*Task prompt*
Run through the data and copy out every line that mentions the word "this".

(Element data from apps and pages)
################

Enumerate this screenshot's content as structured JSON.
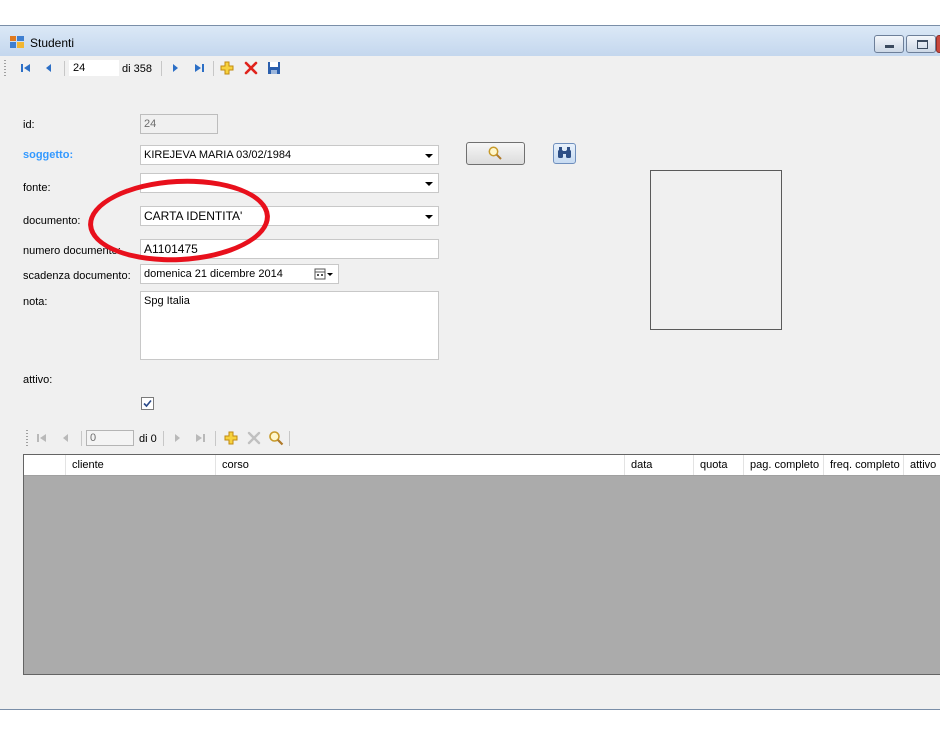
{
  "window": {
    "title": "Studenti"
  },
  "toolbar": {
    "record_position": "24",
    "record_count": "di 358"
  },
  "form": {
    "id_label": "id:",
    "id_value": "24",
    "soggetto_label": "soggetto:",
    "soggetto_value": "KIREJEVA MARIA 03/02/1984",
    "fonte_label": "fonte:",
    "fonte_value": "",
    "documento_label": "documento:",
    "documento_value": "CARTA  IDENTITA'",
    "numero_label": "numero documento:",
    "numero_value": "A1101475",
    "scadenza_label": "scadenza documento:",
    "scadenza_value": "domenica 21  dicembre  2014",
    "nota_label": "nota:",
    "nota_value": "Spg Italia",
    "attivo_label": "attivo:",
    "attivo_checked": true
  },
  "subgrid": {
    "toolbar": {
      "record_position": "0",
      "record_count": "di 0"
    },
    "columns": [
      "cliente",
      "corso",
      "data",
      "quota",
      "pag. completo",
      "freq. completo",
      "attivo"
    ],
    "rows": []
  },
  "colors": {
    "accent": "#3399ff",
    "annotation": "#e8101c",
    "grid_bg": "#ababab"
  }
}
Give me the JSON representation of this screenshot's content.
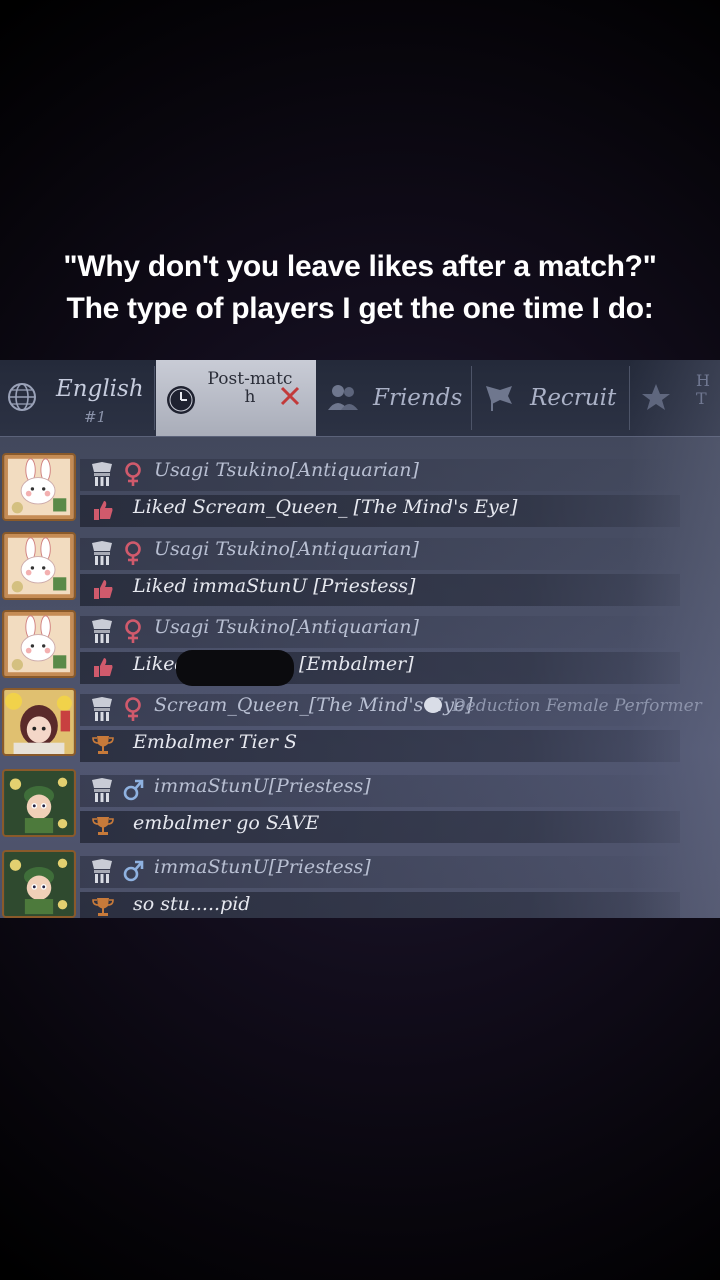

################

*Your response*
Enumerate this screenshot's content as structured JSON.
Give me the JSON representation of this screenshot's content.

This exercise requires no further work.